About this task: I need each line of the entries below that includes the string "title".

[Page and application data records]
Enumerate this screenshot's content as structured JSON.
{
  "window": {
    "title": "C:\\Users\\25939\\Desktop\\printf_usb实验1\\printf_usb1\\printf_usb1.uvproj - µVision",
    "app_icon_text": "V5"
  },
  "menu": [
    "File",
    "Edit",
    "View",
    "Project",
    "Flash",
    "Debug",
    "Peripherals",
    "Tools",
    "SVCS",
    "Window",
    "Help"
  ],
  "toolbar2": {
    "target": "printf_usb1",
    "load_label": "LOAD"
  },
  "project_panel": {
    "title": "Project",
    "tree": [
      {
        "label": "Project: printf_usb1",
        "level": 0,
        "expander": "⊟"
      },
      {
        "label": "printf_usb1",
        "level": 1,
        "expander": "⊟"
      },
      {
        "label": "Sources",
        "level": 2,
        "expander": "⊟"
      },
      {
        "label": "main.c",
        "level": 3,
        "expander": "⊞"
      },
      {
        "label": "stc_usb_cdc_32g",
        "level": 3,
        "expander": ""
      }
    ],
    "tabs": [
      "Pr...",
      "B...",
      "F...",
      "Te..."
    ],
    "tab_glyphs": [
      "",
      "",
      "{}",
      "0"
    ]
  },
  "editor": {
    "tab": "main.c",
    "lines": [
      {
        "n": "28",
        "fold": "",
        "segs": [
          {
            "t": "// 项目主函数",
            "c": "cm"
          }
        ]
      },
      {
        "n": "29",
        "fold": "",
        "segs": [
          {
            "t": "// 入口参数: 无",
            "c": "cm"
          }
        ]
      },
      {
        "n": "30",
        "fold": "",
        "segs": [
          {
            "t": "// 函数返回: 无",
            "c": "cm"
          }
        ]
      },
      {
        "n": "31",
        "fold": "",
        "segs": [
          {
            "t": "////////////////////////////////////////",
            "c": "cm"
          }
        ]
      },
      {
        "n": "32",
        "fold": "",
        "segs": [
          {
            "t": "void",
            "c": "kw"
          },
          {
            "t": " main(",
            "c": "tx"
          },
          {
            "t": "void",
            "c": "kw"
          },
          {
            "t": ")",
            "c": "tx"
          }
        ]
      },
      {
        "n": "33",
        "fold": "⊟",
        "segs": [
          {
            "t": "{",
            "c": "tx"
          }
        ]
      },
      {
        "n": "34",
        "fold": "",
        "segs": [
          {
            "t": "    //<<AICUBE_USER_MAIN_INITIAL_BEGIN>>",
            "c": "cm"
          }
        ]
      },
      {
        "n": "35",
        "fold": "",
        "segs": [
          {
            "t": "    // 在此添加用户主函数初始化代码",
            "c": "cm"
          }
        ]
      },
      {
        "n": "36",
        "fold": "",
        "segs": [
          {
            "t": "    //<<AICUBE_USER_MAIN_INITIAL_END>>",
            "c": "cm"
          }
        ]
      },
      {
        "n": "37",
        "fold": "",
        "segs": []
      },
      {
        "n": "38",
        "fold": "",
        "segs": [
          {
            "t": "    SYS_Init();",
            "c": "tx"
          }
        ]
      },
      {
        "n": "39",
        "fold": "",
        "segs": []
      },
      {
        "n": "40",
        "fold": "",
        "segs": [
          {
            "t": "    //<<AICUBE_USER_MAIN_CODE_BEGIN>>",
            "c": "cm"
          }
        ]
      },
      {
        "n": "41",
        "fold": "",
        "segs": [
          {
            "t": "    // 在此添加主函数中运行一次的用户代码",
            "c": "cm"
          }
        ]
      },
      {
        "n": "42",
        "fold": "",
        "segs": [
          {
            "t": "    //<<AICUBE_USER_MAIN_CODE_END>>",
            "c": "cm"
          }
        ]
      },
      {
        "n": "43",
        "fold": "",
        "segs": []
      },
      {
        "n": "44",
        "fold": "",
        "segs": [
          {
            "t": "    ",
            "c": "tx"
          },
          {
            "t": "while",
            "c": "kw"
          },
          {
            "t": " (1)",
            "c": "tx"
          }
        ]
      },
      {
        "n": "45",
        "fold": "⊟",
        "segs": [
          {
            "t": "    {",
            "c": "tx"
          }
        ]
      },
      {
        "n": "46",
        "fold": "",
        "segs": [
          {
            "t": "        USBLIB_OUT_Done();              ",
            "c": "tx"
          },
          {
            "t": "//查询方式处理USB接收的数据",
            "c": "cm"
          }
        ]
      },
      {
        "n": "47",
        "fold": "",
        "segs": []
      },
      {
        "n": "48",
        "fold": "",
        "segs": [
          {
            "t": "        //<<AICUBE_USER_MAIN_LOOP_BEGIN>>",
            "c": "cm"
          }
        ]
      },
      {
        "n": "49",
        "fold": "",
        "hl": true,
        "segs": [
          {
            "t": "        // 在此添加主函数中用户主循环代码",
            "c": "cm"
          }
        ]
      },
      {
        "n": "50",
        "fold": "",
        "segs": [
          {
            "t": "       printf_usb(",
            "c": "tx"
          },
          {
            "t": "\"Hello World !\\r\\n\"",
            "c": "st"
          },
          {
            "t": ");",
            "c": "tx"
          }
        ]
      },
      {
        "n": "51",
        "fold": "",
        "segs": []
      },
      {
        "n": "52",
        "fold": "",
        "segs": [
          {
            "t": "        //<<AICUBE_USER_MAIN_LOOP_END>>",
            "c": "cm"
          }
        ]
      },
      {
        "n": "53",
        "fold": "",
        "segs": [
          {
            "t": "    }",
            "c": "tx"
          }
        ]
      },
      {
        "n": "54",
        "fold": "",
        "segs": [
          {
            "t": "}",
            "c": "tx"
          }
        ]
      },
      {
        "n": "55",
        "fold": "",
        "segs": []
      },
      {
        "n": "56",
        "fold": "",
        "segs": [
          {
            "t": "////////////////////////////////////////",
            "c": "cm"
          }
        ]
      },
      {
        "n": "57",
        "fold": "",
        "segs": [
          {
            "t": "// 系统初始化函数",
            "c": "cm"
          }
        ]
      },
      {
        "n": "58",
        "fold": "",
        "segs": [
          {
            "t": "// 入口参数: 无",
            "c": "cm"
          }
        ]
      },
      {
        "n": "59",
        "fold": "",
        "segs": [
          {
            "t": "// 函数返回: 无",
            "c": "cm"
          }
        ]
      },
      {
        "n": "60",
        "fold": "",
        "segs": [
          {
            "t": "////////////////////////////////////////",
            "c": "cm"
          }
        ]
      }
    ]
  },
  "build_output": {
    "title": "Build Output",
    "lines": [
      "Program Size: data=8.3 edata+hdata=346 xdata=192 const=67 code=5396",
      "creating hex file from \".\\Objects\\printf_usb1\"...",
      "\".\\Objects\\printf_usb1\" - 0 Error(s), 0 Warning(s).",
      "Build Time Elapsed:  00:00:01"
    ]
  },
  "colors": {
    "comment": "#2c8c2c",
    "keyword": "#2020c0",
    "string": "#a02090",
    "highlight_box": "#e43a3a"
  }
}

Solution for this exercise:
    "title": "C:\\Users\\25939\\Desktop\\printf_usb实验1\\printf_usb1\\printf_usb1.uvproj - µVision",
    "title": "Project",
    "title": "Build Output",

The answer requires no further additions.